Website and app data records
[Start of section]

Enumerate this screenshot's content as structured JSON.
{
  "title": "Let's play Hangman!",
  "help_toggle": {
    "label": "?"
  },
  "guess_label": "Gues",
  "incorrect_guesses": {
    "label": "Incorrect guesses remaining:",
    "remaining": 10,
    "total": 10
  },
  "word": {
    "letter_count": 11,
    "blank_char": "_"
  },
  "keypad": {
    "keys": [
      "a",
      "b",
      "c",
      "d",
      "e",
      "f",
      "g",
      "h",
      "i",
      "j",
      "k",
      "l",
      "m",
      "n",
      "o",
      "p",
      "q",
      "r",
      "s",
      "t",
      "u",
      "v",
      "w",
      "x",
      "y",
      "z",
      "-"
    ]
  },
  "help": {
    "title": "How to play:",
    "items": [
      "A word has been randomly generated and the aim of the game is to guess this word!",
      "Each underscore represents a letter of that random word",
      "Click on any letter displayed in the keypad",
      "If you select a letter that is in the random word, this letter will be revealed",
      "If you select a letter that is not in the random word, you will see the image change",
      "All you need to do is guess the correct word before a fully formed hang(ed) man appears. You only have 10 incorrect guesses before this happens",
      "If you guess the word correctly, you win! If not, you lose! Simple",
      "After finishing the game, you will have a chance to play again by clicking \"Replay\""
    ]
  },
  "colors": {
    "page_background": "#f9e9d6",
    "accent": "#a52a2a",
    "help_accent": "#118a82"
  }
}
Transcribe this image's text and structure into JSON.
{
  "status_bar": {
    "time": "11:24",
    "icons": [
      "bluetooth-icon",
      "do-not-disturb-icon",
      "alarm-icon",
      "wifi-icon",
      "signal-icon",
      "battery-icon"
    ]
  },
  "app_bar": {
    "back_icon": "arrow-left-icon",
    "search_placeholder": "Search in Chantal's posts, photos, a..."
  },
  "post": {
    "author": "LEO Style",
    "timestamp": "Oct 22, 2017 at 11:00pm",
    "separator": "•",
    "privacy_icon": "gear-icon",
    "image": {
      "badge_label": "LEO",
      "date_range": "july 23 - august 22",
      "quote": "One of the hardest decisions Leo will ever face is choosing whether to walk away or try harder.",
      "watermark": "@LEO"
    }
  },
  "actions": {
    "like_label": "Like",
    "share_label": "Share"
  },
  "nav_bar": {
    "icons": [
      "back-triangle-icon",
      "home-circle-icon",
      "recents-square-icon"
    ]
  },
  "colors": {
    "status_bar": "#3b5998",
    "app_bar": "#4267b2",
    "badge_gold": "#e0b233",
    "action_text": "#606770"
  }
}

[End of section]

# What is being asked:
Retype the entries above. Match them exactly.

# Solved exercise:
Enumerate this screenshot's content as structured JSON.
{
  "title": "Let's play Hangman!",
  "help_toggle": {
    "label": "?"
  },
  "guess_label": "Gues",
  "incorrect_guesses": {
    "label": "Incorrect guesses remaining:",
    "remaining": 10,
    "total": 10
  },
  "word": {
    "letter_count": 11,
    "blank_char": "_"
  },
  "keypad": {
    "keys": [
      "a",
      "b",
      "c",
      "d",
      "e",
      "f",
      "g",
      "h",
      "i",
      "j",
      "k",
      "l",
      "m",
      "n",
      "o",
      "p",
      "q",
      "r",
      "s",
      "t",
      "u",
      "v",
      "w",
      "x",
      "y",
      "z",
      "-"
    ]
  },
  "help": {
    "title": "How to play:",
    "items": [
      "A word has been randomly generated and the aim of the game is to guess this word!",
      "Each underscore represents a letter of that random word",
      "Click on any letter displayed in the keypad",
      "If you select a letter that is in the random word, this letter will be revealed",
      "If you select a letter that is not in the random word, you will see the image change",
      "All you need to do is guess the correct word before a fully formed hang(ed) man appears. You only have 10 incorrect guesses before this happens",
      "If you guess the word correctly, you win! If not, you lose! Simple",
      "After finishing the game, you will have a chance to play again by clicking \"Replay\""
    ]
  },
  "colors": {
    "page_background": "#f9e9d6",
    "accent": "#a52a2a",
    "help_accent": "#118a82"
  }
}
Transcribe this image's text and structure into JSON.
{
  "status_bar": {
    "time": "11:24",
    "icons": [
      "bluetooth-icon",
      "do-not-disturb-icon",
      "alarm-icon",
      "wifi-icon",
      "signal-icon",
      "battery-icon"
    ]
  },
  "app_bar": {
    "back_icon": "arrow-left-icon",
    "search_placeholder": "Search in Chantal's posts, photos, a..."
  },
  "post": {
    "author": "LEO Style",
    "timestamp": "Oct 22, 2017 at 11:00pm",
    "separator": "•",
    "privacy_icon": "gear-icon",
    "image": {
      "badge_label": "LEO",
      "date_range": "july 23 - august 22",
      "quote": "One of the hardest decisions Leo will ever face is choosing whether to walk away or try harder.",
      "watermark": "@LEO"
    }
  },
  "actions": {
    "like_label": "Like",
    "share_label": "Share"
  },
  "nav_bar": {
    "icons": [
      "back-triangle-icon",
      "home-circle-icon",
      "recents-square-icon"
    ]
  },
  "colors": {
    "status_bar": "#3b5998",
    "app_bar": "#4267b2",
    "badge_gold": "#e0b233",
    "action_text": "#606770"
  }
}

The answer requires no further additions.